Don’t let textbooks make you lose a bucket of money. Photo courtesy of pmccormi. Licensed under CC BY-SA 2.0.Welcome to College 101, a weekly series HackCollege will be providing with how-to’s and what-not-to-do’s for incoming college freshmen, and those who think they need a refresher course. This week – the most corrupt industry in higher education and also the reason this column was delayed a day – textbooks.

Need a laptop? Our Back to School series is brought to you this year by Intel. We’ve teamed up to bring you the HackCollege Laptop Chooser. If you share the Laptop Chooser, you’ll be entered to win a Samsung Series 9 Notebook!

There are some universal truths in this life – death, taxes, and if you’re in college, textbooks. Few classes can survive without offering them, and they make an expensive higher education THAT much more expensive. Only in the textbook industry can online access codes sell for nearly $100 while bundles of books and codes sell for near $60. I wonder how much it cost to generate a series of random numbers.

Textbooks are getting more user-friendly with the rise of e-readers like the Nook and the Kindle, but the industry is quick to adapt. Thankfully for us, the everyday college students, the market is just as quick to adapt. Enter Amazon and Chegg into the textbook market and the university bookstore’s reign on textbook purchasing begins to slip.

Read on below the jump for more tips on how to not fall into the textbook swindle.

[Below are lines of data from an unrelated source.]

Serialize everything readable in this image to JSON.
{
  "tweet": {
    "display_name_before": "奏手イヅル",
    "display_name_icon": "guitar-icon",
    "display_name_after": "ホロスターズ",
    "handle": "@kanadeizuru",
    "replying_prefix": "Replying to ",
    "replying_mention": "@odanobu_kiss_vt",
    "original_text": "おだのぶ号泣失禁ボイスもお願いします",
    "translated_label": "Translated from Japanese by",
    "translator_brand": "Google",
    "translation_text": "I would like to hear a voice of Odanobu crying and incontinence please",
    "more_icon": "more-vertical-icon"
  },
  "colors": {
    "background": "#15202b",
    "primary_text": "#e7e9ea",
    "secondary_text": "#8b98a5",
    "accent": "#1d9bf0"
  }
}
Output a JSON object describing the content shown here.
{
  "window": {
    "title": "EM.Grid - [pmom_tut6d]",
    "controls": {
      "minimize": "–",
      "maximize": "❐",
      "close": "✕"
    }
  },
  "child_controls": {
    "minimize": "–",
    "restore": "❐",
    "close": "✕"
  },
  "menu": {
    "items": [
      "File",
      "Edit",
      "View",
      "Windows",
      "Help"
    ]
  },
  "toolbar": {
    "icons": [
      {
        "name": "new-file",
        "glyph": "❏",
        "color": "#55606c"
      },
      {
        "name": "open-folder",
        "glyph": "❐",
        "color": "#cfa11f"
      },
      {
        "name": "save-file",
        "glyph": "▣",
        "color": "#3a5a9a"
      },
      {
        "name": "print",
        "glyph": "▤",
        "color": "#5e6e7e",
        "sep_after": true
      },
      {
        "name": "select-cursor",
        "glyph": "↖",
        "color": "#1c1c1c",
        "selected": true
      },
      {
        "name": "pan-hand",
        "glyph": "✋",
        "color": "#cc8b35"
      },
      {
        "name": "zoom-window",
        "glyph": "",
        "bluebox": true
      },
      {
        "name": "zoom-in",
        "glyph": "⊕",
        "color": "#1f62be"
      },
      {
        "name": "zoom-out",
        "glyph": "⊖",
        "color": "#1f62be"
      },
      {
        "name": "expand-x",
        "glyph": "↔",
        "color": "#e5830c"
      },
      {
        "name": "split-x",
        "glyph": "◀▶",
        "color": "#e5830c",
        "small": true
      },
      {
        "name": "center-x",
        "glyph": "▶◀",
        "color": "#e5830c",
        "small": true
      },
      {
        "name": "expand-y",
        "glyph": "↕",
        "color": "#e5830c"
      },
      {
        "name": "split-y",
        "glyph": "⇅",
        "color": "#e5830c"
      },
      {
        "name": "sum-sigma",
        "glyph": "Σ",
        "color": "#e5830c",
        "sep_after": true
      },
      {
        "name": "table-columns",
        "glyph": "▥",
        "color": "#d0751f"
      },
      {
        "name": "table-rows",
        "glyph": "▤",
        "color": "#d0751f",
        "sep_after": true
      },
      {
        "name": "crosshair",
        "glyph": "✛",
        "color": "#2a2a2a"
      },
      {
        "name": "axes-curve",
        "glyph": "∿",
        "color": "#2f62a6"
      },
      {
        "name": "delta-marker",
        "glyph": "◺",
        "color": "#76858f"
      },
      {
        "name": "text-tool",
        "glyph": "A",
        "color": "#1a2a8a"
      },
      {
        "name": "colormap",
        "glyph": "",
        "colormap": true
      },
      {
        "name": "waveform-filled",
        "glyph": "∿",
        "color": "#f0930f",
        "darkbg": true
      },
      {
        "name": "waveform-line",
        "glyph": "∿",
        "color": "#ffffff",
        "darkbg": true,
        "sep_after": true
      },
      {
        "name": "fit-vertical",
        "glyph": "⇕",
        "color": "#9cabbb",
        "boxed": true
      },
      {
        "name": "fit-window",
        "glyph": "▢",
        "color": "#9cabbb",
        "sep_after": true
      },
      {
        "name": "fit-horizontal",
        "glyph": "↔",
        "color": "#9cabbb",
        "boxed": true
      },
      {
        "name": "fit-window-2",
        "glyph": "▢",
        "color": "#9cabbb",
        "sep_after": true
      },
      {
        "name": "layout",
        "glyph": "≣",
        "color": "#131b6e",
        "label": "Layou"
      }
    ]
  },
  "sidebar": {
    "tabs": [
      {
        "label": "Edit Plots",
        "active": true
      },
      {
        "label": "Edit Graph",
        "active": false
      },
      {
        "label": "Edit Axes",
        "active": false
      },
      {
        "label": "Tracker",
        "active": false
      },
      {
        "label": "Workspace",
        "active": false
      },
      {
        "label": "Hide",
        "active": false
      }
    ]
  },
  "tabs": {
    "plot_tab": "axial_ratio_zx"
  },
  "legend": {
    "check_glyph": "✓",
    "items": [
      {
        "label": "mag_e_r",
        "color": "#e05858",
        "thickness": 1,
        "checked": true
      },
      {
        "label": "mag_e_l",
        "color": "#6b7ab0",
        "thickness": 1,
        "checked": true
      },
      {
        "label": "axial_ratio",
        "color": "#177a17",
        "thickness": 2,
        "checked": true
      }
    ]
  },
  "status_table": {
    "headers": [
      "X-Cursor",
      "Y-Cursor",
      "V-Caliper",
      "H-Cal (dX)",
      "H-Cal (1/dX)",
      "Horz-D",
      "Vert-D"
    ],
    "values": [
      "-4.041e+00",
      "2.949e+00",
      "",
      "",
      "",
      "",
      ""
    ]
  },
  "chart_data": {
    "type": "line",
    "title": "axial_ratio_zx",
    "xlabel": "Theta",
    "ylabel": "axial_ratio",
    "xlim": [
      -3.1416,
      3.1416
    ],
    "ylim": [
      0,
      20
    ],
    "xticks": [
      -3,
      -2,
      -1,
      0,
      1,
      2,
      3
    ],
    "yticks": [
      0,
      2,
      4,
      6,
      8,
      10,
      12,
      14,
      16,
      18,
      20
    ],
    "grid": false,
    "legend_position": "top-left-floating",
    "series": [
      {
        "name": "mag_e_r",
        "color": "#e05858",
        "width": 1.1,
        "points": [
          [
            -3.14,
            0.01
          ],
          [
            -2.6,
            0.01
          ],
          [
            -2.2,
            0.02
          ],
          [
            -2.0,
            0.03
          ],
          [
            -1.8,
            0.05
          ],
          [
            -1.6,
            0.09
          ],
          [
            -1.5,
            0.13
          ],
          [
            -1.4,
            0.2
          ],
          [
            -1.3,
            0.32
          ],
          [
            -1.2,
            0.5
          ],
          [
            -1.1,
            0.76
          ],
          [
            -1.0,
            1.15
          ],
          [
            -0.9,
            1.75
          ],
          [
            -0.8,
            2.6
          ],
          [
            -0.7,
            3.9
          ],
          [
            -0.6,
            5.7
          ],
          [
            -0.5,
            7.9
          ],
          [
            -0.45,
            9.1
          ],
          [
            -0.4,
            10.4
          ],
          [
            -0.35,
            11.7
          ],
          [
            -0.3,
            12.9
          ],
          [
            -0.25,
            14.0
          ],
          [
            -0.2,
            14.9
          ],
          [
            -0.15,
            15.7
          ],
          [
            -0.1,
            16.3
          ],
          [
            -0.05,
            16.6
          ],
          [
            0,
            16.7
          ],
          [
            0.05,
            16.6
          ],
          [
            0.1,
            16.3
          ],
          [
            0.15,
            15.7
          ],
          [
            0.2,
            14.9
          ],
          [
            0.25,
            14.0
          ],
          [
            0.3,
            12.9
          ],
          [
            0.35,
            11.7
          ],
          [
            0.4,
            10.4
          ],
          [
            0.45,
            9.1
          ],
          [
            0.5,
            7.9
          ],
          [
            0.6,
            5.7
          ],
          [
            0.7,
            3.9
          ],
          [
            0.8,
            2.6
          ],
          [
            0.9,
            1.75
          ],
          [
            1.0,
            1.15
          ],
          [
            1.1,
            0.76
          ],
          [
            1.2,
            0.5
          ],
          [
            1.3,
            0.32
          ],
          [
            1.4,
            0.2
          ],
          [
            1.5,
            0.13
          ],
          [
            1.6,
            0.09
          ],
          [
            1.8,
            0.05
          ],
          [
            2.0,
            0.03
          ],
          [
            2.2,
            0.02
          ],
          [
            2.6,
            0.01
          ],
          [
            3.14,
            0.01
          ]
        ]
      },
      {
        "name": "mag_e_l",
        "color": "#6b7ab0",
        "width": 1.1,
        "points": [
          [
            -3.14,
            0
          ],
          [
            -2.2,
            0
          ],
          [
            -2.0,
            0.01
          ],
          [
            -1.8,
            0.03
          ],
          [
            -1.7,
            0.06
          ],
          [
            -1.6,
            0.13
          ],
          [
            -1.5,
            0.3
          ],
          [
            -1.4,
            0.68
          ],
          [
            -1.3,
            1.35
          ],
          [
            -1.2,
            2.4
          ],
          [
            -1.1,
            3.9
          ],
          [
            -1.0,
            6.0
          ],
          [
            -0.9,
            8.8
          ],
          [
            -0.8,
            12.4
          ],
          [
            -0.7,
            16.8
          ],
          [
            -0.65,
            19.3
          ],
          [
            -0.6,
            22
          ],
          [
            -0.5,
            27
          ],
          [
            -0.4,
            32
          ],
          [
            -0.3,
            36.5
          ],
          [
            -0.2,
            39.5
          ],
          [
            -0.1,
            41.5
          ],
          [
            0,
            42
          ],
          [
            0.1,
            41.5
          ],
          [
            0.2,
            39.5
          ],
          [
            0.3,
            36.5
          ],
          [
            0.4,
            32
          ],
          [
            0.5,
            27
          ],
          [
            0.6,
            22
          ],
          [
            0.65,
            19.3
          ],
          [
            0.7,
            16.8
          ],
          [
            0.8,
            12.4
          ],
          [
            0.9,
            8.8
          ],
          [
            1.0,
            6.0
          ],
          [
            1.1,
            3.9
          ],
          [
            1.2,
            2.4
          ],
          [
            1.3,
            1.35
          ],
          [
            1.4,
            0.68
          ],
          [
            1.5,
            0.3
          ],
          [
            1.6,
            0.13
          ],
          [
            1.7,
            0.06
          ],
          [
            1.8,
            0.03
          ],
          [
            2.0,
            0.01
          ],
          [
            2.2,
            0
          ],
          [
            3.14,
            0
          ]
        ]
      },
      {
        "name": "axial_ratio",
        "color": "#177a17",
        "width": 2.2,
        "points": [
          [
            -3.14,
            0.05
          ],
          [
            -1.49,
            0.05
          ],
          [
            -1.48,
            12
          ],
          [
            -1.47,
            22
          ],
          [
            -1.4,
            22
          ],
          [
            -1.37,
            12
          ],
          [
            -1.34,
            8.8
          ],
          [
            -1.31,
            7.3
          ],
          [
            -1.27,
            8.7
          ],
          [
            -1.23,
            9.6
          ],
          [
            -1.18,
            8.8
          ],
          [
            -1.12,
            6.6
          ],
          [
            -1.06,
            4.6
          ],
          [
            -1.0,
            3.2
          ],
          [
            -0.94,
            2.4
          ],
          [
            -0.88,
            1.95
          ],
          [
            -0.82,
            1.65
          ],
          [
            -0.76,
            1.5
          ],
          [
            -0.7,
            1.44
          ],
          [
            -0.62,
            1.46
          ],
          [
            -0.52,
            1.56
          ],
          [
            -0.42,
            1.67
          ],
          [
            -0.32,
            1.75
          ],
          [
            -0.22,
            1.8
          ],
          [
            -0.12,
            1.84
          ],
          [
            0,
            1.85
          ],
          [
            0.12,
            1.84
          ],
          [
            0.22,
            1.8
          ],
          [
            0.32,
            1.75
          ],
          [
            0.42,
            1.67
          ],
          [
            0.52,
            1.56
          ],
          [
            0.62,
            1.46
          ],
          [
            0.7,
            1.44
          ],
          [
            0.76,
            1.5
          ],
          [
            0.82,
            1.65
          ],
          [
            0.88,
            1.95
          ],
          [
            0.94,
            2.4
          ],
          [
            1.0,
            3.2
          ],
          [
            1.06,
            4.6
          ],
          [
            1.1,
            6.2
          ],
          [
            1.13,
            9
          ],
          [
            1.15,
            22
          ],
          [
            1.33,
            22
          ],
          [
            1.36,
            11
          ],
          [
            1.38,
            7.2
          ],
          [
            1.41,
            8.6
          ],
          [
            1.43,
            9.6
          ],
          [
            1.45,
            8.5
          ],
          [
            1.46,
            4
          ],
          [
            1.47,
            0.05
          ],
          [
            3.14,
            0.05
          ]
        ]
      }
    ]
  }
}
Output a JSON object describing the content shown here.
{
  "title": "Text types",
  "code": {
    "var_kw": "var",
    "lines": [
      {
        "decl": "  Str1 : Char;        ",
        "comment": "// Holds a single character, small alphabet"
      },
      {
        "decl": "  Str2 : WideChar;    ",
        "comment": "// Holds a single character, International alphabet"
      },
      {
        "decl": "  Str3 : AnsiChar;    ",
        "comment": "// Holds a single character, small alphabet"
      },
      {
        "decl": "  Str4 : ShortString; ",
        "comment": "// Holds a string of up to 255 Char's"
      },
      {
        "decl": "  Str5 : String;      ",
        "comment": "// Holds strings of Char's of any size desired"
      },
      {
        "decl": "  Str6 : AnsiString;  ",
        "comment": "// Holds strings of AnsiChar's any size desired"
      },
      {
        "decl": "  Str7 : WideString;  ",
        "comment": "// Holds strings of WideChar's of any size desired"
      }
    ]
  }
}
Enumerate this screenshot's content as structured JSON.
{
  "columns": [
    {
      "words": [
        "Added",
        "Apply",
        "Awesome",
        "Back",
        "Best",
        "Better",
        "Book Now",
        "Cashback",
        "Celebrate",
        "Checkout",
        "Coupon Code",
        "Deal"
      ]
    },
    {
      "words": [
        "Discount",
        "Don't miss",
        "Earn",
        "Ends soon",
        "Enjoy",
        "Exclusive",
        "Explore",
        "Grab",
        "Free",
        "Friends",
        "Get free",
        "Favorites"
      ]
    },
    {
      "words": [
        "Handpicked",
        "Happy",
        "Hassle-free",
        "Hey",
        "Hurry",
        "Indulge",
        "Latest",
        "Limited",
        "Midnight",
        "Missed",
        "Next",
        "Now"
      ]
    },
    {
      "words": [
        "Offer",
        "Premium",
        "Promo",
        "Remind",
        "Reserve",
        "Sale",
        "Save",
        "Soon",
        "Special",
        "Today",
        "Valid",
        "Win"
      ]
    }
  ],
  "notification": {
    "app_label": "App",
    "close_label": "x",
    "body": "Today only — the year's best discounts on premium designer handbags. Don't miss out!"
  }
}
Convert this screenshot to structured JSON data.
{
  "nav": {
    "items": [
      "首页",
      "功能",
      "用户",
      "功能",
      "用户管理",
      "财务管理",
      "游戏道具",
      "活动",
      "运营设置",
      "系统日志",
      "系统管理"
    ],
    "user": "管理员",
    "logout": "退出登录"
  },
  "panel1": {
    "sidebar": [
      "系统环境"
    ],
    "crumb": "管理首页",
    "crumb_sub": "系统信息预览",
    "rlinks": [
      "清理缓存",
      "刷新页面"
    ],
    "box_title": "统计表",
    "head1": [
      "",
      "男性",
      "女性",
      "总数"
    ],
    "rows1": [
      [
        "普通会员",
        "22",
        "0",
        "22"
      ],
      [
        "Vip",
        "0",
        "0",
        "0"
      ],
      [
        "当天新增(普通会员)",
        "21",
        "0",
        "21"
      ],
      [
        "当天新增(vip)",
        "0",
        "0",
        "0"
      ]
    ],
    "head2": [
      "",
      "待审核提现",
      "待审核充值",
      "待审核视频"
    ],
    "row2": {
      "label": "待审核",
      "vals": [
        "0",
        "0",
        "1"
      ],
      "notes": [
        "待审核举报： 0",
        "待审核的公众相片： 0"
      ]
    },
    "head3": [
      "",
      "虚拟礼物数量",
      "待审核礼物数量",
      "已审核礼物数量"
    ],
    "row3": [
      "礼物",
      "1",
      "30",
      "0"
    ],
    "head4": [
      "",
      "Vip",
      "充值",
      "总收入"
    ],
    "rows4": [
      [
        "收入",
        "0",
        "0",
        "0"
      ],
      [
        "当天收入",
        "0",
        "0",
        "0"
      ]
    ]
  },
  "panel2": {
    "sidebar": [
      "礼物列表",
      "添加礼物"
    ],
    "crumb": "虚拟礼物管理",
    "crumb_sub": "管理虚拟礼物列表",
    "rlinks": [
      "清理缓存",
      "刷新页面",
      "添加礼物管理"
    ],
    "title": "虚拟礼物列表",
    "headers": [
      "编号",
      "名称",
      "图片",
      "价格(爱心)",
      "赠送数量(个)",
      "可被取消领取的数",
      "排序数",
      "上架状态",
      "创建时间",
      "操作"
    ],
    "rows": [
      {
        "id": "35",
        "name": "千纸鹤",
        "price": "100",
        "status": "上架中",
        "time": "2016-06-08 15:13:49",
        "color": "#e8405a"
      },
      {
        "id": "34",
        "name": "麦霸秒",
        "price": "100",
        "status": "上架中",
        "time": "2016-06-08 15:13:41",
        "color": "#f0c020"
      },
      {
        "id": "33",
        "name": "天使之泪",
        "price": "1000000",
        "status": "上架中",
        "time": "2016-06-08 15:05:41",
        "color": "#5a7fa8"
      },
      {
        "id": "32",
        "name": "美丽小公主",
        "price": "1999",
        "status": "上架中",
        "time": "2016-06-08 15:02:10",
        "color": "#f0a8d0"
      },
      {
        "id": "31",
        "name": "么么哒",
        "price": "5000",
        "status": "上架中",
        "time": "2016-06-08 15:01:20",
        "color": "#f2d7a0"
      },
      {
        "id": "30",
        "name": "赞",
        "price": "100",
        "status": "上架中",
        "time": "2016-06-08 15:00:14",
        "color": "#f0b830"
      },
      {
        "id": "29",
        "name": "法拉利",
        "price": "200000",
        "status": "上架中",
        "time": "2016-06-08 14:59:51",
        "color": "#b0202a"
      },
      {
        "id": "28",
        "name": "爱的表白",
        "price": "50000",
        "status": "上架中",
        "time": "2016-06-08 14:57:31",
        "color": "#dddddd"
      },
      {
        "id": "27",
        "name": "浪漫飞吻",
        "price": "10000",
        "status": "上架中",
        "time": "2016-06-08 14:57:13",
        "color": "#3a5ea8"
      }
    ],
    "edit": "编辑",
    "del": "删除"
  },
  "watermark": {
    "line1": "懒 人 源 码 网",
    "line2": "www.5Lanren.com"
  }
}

Avoid the university bookstore at all costs. Do as I say, not as I do. I’ve actually been lucky to find some very good deals at my university bookstore, but these experiences have never been pleasant. A lot of paperwork, a lot of crowds, and a lot of overworked students who just want add/drop week to be over and their paycheck to come.

Rent. If money isn’t an object, I love to buy books, movies, music, or anything. But textbook shopping is not the time to create your personal library. If you love Plato’s Republic, buy a cheap copy after your class is over, but wait and rent it now. Just set a reminder for when your due date is coming up so you don’t pay out the ass in late fees.

Buy used. Look at the condition of the book if possible, but usually any “use” that a previously used book has gone through is beneficial to the student – highlights, underlining, and sometimes a spare Sticky note or two. Not to mention they are usually much cheaper.

Think about digital’s limitations. I have used a few digital books both now and in the earlier parts of my academic career, and as convenient as they were (Facebook at the same time? YES!), they also proved to be much less portable and it made me require a power source to study usually. Not the best for those extra spare hours in the student union.

Don’t buy until add/drop is over. A hard rule to follow, especially with teachers who decide to assign work in the first week of classes, but it’s not impossible. I held out until the last day of add/drop this year to get all my books and one class has already had two quizzes, but the book was needed for none of them. Teachers are usually understanding due to the textbook’s high costs and low availability, and this saves you if you decide to switch times, sections, or courses in general.